Article 17 guidelines: our letter to Thierry Breton
Alongside GESAC’S submission to the Article 17 guidelines consultation, GESAC’s President and Vice-Presidents also sent a letter to Thierry Breton, the European Commissioner for Internal Market.
The letter emphasises the critical nature of the Commission’s proposed guidelines on implementing Article 17 of the Copyright Directive and expresses our concerns that, in its current form, the guidelines could seriously jeopardise the original intentions of the Directive.
Dear Commissioner Breton,
GESAC groups 33 of the most important European authors’ societies and as such represents more than one million creators and rightsholders from all artistic fields (music, visual arts, audiovisual etc.). European authors’ societies are not-for-profit collective management organisations that allow protected works to be accessible to the public, while ensuring that their authors – the creators – are fairly remunerated for this usage. They are indispensable players in the digital market, enabling business models to develop and creativity and cultural diversity to flourish.

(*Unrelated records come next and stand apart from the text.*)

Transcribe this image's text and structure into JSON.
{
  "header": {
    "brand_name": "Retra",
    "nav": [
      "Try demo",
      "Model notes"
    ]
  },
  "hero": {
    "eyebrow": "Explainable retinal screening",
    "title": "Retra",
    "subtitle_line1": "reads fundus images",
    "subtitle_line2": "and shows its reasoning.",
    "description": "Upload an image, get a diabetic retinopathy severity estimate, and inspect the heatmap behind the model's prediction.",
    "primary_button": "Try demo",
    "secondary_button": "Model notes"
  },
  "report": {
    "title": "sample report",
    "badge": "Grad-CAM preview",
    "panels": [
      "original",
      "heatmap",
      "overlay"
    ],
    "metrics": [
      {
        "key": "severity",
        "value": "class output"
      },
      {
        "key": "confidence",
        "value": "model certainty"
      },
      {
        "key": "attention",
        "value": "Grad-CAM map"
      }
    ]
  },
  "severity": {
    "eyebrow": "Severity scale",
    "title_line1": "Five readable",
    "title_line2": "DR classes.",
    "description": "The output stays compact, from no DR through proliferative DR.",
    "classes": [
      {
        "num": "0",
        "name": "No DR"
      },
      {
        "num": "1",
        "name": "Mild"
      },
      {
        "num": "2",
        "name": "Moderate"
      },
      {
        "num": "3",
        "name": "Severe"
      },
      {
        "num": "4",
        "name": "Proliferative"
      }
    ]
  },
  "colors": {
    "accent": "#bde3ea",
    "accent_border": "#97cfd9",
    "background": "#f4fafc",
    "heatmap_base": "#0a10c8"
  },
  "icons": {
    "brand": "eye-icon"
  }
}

We are writing you to express our serious concerns regarding the consultation document undertaken by your services for the purpose of the Commission’s proposed Guidelines for Member States on the application of Article 17 of the Directive on Copyright in the Digital Single Market, which proposes several points that contradict the word and spirit of Article 17. If followed, this would change the careful balance that this hard-fought legislative instrument struck to the disadvantage of creators and rightsholders. We outlined those specific points in detail in our organisation’s answer to the consultation.
Nevertheless, we very much feel the urge to raise your attention to this issue at a political level, especially since Article 17 and the new Copyright Directive represent one of the biggest victories of the European Union’s democratic and independent decision-making process. It was achieved in the face of unprecedented pressure and intimidation conducted by tech giants against EU politicians and public opinion, often by means of their own mega platforms.
GESAC, as the largest creators’ organisation in Europe, has been at the forefront of these legislative efforts to establish copyright liability of online content sharing service providers (OCSSPs) like YouTube, Facebook and others and has followed the legislative negotiations very closely. Article 17 was carefully worded in an attempt to put an end to the pressures imposed by tech giants that use creative works as their business model but refuse to adequately remunerate creators. The provision improves the situation of creators vis-à-vis the OCSSPs that have been acting lawlessly and arbitrarily to the detriment of the cultural and creative sector.
The EU was the first to tackle this global problem and in doing so became an example of encouragement for new legislative movements for platform liability across the world. European legislators have shown that if global tech giants want to operate in and benefit from the Digital Single Market, they should play by the rules – the EU rules that safeguard its interests, values and future.
The creators community represented by GESAC relies on a robust framework to establish liability of OCSSPs, both within the forthcoming Guidelines of the European Commission and the national laws in Member States transposing the Directive. We urge the European Commission to remain faithful to the original intentions of the co-legislators when adopting Article 17, and ensure that the final Guidelines clearly underline the liability of OCSSPs to remunerate creators for the use of protected works and guarantees that they cannot escape from liability if they do not fulfil the requirements of Article 17.
Freedom of expression is the air that creators breathe in order to create. Ensuring the widest possible access to their creations is the only way they can generate enough revenue to earn a living. Authors’ societies are there to guarantee this dual perspective and provide the best solution for implementation. However, this guarantee could be put in serious jeopardy, risking the proper functioning of the market, if the Guidelines deviate from the purpose of Article 17 and weaken the protection it established for European creators against US tech giants.
We trust that your vision for the EU and understanding of the importance of cultural and creative sectors, both for the values and economic growth of our Union, will prevail and the final version of these critical Guidelines for creators will fulfil the legislation’s true intention.
We are at your disposal to discuss this in person as well and remain,
Jean-Noël Tronc, CEO of SACEM, France, President of GESAC
Harald Heker, CEO of GEMA, Germany, Vice-President of GESAC
András Szinger, CEO of Artisjus, Hungary, Vice-President of GESAC
Victor Finn, CEO of IMRO, Ireland, Vice-President of GESAC